If you have been to London, you probably rode the famous Underground. And, if you did that in years past, you may recall the famous “mind the gap” announcement that was played every time a train stopped for passenger exchange. This was a warning to passengers to be aware of the space between the train and the station platform so as not to trip. “Mind the gap” made news recently when the widow of Oswald Lawrence (the man who recorded the message some 40 years ago), asked if she could hear it one more time, since that version of the announcement had been phased out. UK authorities did just that, and the media gave the event lots of press.
When I heard of this touching story, the phrase “mind the gap” somehow clicked another thought.
As I search for good examples of nextsensing around the world, it’s amazing how many companies and their leaders don’t mind the gap. How’s that?
If you will, think of “the gap” between the way things are right now and the way they could be in the future. Most people I meet are preoccupied with what needs to happen in the next hour or day; and there’s a good reason for that: managing the status quo so that the trains (and everything else) run on time demands a great deal of time and energy. Then again, in many companies, thinking about the future is often viewed as wasteful daydreaming. The impression I have is that, today, few need someone to say to them to “stay on task” or “get back to work” as the majority have that message taped and replayed in their heads many times a day.
And yet… some not only allow themselves to think about new ways of doing things, they make it their life’s purpose. They take the gaps that they find in life and decide that they will fill them, no matter what.

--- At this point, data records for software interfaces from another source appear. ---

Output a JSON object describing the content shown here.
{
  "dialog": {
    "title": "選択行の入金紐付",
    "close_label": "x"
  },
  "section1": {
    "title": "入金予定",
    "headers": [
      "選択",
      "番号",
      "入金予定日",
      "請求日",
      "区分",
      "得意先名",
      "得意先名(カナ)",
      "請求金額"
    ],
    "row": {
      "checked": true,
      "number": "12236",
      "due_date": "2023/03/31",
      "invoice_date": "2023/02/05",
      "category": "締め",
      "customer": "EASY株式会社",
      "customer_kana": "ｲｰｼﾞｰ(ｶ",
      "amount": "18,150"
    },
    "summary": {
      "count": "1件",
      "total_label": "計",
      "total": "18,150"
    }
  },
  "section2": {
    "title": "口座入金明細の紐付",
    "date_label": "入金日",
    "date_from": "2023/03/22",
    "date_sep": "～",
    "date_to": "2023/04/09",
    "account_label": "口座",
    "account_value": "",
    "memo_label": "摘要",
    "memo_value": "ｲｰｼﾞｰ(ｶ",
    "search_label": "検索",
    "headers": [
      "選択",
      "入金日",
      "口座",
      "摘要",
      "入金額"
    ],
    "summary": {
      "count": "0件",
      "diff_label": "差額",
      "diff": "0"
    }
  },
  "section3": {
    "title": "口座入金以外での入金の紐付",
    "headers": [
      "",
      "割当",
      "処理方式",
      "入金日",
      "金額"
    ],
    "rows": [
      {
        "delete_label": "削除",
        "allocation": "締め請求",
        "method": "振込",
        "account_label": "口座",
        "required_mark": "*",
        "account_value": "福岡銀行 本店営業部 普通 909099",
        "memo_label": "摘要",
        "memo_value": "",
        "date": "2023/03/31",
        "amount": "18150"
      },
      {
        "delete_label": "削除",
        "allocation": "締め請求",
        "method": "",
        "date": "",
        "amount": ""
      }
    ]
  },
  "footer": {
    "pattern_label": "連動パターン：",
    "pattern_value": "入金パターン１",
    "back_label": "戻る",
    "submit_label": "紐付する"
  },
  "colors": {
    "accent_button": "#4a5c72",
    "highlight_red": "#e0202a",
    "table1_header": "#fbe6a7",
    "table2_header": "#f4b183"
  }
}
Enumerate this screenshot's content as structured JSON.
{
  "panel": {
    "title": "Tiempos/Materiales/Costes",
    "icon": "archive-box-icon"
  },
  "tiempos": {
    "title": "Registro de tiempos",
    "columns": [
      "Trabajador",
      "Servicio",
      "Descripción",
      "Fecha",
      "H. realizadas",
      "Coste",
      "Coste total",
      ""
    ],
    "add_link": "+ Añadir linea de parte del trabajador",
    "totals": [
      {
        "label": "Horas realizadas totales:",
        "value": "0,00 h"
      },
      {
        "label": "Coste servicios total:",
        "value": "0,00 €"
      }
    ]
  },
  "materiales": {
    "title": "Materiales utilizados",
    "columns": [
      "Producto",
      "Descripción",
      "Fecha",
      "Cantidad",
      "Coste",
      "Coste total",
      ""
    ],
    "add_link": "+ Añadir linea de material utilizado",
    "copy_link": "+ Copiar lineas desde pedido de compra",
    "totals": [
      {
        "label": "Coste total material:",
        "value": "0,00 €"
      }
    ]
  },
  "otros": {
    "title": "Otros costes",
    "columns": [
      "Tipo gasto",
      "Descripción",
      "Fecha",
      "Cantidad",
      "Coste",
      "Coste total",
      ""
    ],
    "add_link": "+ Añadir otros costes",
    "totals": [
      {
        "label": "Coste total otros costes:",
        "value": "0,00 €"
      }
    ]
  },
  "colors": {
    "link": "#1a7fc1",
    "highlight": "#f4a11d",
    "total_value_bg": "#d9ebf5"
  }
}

When I say this, please do not think that I am asking you to think now of famous CEOs who created wondrous enterprises out of imaginative thoughts. We can save those stories for other posts. Instead, I ask you to think of Zach Marks.
Zach is a 12-year-old who lives in Melbourne Beach, Florida, and who liked Facebook so much that he asked his dad to help him gain access to the service. As he tells J‑14, things didn’t go so well:
I convinced my dad to let me go on Facebook, I had it for about a week or two and then I was seeing adult language that I shouldn’t have been seeing and one of my dad’s good friends caught me and my dad deleted it. We had a pretty big argument. I told him there was no social networking site out there that was fun, safe, and educational.
Zach spotted a gap. With the help of his family, he started Grom Social, a network just for those under 17. As of last January, entrepreneur.com reported that Zach had close to 7,000 members, who could network with Instagram and Twitter integration. You can hear Zach tell his story via this news video, and more media seem to be taking an interest in Zach daily.
May I draw a very pointed nextsensing lesson here? Those who aspire to explore what’s coming next would be wise to focus on what’s missing now.
Many huge corporations with enormous resources could have spotted the lack of a “fun, safe, and educational” social networking site for those under 17 (starting with Facebook itself!). They didn’t. It took someone with the vision and determination of a 12-year-old to make it happen. I’m not saying that Grom Social will become the next LinkedIn. Time will tell. But for all the expensive books and videos and seminars about innovation and strategic planning, a few minutes studying Zach Marks might be the better way to go.